Imposter Syndrome. Sit with that idea for a second. Have you heard of it before? And if you have, do you understand what it means? Sure, I’d heard it before, and used it quite generously too. But I’ll be the first to admit my real understanding only scratched the surface. So, I hope you gain as much from reading this article as I did in researching it!
Imposter Syndrome describes a feeling of inadequacy, or of an individual’s inability to internalise success. It’s a feeling that unites us, regardless of our experiences or backgrounds, and that is fed – rather than defeated – each time we achieve. It’s that nagging feeling that, eventually, someone will unmask you for the fraud you are.
I’ve felt this all too often in my life: when I first arrived at university, when I was elected as a sports captain, and even when I received my training contract offer. It felt like all these achievements were really a call to defend my position, to prove myself, as if I hadn’t done that already by achieving in the first place. And if I stumbled, everyone who ever doubted me would have been right.
Well, I didn’t always know it but others feel this way too. Take Maya Angelou, for example, who said, “I’ve run a game on everybody and they’re going to find me out.” Or how about Neil Gaiman? He believed there would be “a knock on the door, and a man with a clipboard… would be there to tell me it was all over”. Even the most successful of us can feel the effects of Imposter Syndrome.
So why exactly am I telling you all this? How does it help you? Well, one of the other areas in my life where Imposter Syndrome was most rife was in the application process. It’s so hard not to fall into the trap of believing that there is one right path, one right answer, and one right timeline on your journey into law. And when you make it to assessment centres and vacation schemes (which you will!), it doesn’t stop there.
During an assessment centre with Herbert Smith Freehills, all I could do was think about the other candidates and how much more impressive they were than me. And again, the week before my vacation scheme with White & Case as I flicked through the profiles that had been sent of my colleagues, there was a deep sense of inadequacy in comparison to these amazing individuals.
Research says that approximately 70 per cent of people experience feelings of Imposter Syndrome in their lifetime, so it’s equally important for us to name it and understand how to channel our emotions into more healthy outcomes. Because Imposter Syndrome shakes our belief in ourselves, telling us to miss chances or to overwork to the point of burnout.
So, what can we do?
Luckily, it’s all in our control!
The first step is acknowledgement. Once we recognise our feelings and accept them for what they are, we can begin to balance them out. Tell yourself that you are experiencing feelings of Imposter Syndrome.
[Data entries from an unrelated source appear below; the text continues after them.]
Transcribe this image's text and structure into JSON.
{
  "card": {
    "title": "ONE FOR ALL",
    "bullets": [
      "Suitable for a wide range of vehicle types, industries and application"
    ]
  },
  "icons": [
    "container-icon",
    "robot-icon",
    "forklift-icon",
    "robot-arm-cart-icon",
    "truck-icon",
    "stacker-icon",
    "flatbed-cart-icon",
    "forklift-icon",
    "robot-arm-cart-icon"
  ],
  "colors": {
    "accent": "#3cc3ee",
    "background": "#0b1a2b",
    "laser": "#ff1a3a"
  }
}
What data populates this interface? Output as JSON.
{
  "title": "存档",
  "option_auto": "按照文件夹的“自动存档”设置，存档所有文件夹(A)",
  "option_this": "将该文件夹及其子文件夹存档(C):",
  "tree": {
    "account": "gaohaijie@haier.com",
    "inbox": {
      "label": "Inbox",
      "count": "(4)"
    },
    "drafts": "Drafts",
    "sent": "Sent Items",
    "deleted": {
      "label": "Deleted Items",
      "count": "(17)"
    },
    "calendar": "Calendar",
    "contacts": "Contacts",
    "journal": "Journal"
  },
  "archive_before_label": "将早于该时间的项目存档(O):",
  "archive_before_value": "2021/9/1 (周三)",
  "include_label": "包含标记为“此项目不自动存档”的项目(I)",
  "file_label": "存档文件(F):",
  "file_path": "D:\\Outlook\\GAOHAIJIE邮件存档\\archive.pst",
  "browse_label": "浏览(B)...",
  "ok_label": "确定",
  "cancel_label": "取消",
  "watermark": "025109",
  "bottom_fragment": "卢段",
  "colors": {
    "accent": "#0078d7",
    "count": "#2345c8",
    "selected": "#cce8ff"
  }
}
The next step is to discuss this with others. The Catch 22 of Imposter Syndrome is that no one shares their experiences because they don’t want to be discovered as a fraud. But these feelings are so natural. I’m confident that if you shared this with your loved ones, many would be able to empathise.
Now, the balancing work can begin. Think of all you have achieved in your life; this isn’t a bragging exercise, but rather an opportunity for you to celebrate these moments. And as you do, consider whether you gave these the attention they deserved at the time. If you didn’t, how can you change this so that you are fully acknowledging your successes in the future? Celebrating success is incredibly important. It may feel awkward in a society that encourages us to be humble to a fault, but by not doing so we set a precedent that these achievements don’t matter.
Next, consider how you deal with failure. Do you see it as a reflection of your worth? Or do you see it as an opportunity to self-improve? Try to consider that everyone makes mistakes; that is part and parcel of the human condition. These moments in life can teach us some of the most important lessons but you are not defined by them. How you respond is more important.
Use these moments to create a balanced picture of yourself. Rather than simply focussing on where things didn’t go as you’d hoped, try to see it holistically. Once you can recognise and accept both aspects of yourself, it will be easier to understand that your achievements are not merely down to luck.
And finally – but most importantly – take a look at your inner monologue. Those who experience Imposter Syndrome are often their harshest critics. Take a step back when you next berate yourself and think: ‘Would I speak to a friend that way?’. If the answer is no, remember to be kind to yourself in the future. Replace or balance out the harsh critic on your shoulder with a gentler one.
There are no ‘quick fixes’. Learning to love yourself for exactly who you are in this moment takes hard work and I’m still working on accepting that I am enough.
But, please, as you chase your dreams, remember not to lose your worth in the process. You will meet people who have more experience than you, who can speak more eloquently, who come up with original ideas like it’s nothing. Don’t despair in this. Surrounding yourself with impressive and inspiring people is a privilege. Instead of comparing and wishing you were someone else, remember the unique things that you bring to the table. Be happy and grateful for those incredible people in your life for pushing you to be better and express that to them! They might even be feeling the same things as you, and words of encouragement can go a long way.
What I want to leave you with is this statement of encouragement. It might even be a mantra for some:
You have talent. You are capable. And you belong.
Thanks for reading and best of luck!